Hawaii’s loss may be Ladakh’s gain.
Alternative sites such as Hanle in Ladakh are being considered for the Thirty Metre Telescope project -- proposed to be the largest telescope -- after protests in Hawaii stalled its construction.
The telescope was to be constructed at Mauna Kea in Hawaii but protests by the indigenous population blocked the project.
“The construction was expected to start on Mauna Kea, Hawaii in 2015. However, it is now stalled due to the recent decision of the Supreme Court of Hawaii, revoking the construction permit on procedural grounds.”
“The State of Hawaii agencies are working on the permit process following the prescribed procedure by the court. TMT is pursuing the matter in consultation with the University of Hawaii (land lease holder) and other agencies. It seeks to construct TMT on Mauna Kea, which is the preferred choice,” said Bacham Eswar Reddy, programme director.
However, the project partners are also looking at alternative sites, both in the northern and southern hemispheres. These include sites in Chile, Hanle, Ladakh and others that are being evaluated for technical and logistical suitability.
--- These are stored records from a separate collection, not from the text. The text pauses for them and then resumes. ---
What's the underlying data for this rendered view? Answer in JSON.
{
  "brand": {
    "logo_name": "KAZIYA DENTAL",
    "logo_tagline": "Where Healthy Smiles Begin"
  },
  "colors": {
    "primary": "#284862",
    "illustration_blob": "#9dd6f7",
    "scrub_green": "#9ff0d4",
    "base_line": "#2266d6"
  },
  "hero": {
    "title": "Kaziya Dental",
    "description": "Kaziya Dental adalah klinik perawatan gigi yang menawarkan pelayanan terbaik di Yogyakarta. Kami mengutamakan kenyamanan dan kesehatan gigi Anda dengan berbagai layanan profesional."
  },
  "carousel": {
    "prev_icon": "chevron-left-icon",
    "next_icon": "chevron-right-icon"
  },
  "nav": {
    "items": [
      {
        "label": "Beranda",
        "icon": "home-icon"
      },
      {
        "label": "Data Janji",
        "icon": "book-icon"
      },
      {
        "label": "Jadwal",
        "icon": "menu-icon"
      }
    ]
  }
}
“It is expected that on-site civil work on the project may be delayed by about 18-24 months. However, work on telescope and observatory subsystems continues across the partnership,” Reddy added.
India is a 10% partner in the TMT project, which includes China, Japan, Canada and the US. On the Indian side, the project is being handled by the Ministry of Science and Technology and Department of Atomic Energy.
“The project is expected to improve employment opportunities for the local people besides development of the region. TMT being the largest optical and infrared telescope in the northern hemisphere will strengthen the domestic programme of the country in this field and lead to several discoveries, which will inspire future generations,” said Reddy.
“The project will also help develop state-of-the-art technologies and expertise in the country,” an official of the Ministry of Science and Technology said.